◆ **Directions**: Keep every line in which "JSON" occurs and drop the rest of the data.

-=-=-

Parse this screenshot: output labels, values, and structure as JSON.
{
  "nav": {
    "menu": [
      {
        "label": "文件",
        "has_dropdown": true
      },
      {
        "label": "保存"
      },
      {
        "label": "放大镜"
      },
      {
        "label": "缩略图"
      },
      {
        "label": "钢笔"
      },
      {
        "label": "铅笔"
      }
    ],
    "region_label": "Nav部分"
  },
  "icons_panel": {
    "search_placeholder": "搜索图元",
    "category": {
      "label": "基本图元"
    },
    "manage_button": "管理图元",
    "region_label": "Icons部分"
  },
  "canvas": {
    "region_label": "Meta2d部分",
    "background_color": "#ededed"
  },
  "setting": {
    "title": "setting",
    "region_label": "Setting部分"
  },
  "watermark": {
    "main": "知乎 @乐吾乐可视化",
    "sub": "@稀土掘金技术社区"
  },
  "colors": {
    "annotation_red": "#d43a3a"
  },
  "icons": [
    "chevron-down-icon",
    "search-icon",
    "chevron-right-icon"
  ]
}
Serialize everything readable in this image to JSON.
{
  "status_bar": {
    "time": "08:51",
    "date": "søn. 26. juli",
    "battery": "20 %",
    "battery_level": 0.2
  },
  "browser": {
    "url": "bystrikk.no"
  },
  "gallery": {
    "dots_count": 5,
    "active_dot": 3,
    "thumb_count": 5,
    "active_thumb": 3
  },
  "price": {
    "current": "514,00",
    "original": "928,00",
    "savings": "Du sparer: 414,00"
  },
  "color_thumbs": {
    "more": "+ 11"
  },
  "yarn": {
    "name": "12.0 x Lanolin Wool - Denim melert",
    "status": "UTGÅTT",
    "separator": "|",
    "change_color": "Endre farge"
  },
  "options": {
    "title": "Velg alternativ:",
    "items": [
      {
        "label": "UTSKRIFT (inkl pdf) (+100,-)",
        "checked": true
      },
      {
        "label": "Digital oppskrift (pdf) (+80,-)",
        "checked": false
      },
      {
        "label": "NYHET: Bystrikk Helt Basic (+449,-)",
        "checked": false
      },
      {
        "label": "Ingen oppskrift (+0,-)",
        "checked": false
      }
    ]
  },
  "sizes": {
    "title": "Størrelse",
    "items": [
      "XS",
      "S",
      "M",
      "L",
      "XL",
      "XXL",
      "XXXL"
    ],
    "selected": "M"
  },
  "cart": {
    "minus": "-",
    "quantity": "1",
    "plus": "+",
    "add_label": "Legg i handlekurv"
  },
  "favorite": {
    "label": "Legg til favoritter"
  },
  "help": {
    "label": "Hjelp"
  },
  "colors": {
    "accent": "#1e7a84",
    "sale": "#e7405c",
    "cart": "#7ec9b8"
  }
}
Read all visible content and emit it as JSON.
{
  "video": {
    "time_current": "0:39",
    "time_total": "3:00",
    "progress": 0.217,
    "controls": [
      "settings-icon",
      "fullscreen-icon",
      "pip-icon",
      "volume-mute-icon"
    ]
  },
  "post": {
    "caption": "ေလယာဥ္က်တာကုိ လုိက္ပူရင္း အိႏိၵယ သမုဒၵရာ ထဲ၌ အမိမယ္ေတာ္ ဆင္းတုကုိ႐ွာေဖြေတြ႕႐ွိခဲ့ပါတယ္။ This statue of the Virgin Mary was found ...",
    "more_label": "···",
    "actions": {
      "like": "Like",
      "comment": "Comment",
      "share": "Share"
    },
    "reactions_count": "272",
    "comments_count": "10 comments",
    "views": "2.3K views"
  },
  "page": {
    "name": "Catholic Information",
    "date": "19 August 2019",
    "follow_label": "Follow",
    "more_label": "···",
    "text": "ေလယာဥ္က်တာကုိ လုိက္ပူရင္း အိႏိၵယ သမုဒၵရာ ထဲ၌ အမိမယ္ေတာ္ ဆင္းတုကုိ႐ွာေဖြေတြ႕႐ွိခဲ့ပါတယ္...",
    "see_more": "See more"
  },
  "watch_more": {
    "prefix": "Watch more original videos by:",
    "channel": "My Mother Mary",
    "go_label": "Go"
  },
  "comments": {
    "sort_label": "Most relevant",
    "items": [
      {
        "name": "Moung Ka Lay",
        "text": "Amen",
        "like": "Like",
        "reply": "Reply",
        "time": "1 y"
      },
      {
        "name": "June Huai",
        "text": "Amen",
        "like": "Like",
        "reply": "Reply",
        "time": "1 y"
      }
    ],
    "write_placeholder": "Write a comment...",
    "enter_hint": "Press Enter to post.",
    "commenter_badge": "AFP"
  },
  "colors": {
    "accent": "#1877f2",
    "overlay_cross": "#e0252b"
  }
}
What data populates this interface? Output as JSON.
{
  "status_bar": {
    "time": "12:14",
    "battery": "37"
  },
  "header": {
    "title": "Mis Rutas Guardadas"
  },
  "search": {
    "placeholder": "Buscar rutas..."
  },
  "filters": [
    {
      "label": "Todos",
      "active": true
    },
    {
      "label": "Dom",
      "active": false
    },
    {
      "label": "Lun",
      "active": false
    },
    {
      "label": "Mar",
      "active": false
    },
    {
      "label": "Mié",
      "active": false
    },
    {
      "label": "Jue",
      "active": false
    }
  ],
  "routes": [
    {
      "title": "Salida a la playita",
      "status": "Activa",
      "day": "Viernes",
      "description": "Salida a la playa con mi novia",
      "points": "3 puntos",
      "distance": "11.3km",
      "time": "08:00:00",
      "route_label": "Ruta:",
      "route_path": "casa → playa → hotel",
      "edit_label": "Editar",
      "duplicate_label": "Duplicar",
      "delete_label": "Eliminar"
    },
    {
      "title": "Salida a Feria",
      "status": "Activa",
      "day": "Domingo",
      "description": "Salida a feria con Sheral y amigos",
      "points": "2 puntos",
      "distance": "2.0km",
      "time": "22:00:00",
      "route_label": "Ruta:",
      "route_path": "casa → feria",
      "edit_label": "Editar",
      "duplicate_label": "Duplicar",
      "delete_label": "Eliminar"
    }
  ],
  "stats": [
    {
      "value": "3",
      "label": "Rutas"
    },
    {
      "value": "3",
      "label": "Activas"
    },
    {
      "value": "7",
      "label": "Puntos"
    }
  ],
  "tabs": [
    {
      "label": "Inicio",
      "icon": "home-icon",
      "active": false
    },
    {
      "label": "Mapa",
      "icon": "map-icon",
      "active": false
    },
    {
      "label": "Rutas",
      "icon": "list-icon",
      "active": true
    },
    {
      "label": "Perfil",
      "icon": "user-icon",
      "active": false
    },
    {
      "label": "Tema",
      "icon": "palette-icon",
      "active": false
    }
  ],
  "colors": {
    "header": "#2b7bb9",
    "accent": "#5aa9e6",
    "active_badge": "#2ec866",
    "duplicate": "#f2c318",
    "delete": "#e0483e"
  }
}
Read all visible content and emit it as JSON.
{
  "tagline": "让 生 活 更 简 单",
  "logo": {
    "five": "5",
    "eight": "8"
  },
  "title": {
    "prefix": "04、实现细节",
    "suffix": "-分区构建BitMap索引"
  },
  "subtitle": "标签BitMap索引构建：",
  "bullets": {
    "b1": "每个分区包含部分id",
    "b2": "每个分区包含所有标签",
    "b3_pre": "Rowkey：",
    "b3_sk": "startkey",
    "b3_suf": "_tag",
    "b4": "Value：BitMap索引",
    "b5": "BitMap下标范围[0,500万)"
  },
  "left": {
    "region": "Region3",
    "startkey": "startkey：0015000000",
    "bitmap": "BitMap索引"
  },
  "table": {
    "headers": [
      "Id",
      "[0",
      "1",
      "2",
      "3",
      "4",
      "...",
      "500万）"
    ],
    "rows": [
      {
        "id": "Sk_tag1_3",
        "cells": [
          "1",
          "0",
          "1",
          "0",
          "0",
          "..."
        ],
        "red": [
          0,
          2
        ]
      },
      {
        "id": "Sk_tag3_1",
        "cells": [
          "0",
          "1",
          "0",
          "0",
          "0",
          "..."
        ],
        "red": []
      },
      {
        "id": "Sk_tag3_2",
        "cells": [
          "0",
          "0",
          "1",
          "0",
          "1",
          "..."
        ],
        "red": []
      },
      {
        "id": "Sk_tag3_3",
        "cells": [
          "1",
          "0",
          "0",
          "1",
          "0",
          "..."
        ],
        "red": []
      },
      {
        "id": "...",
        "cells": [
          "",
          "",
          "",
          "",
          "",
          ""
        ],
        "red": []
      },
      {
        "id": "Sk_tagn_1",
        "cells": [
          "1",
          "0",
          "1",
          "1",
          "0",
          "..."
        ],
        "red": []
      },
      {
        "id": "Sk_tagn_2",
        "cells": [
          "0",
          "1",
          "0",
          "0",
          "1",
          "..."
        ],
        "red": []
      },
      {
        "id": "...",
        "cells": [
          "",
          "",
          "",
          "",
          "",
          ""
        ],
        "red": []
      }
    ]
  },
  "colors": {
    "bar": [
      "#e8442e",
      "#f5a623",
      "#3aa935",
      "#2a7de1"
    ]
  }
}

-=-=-

◆ **Written answer**:
Parse this screenshot: output labels, values, and structure as JSON.
Serialize everything readable in this image to JSON.
Read all visible content and emit it as JSON.
What data populates this interface? Output as JSON.
Read all visible content and emit it as JSON.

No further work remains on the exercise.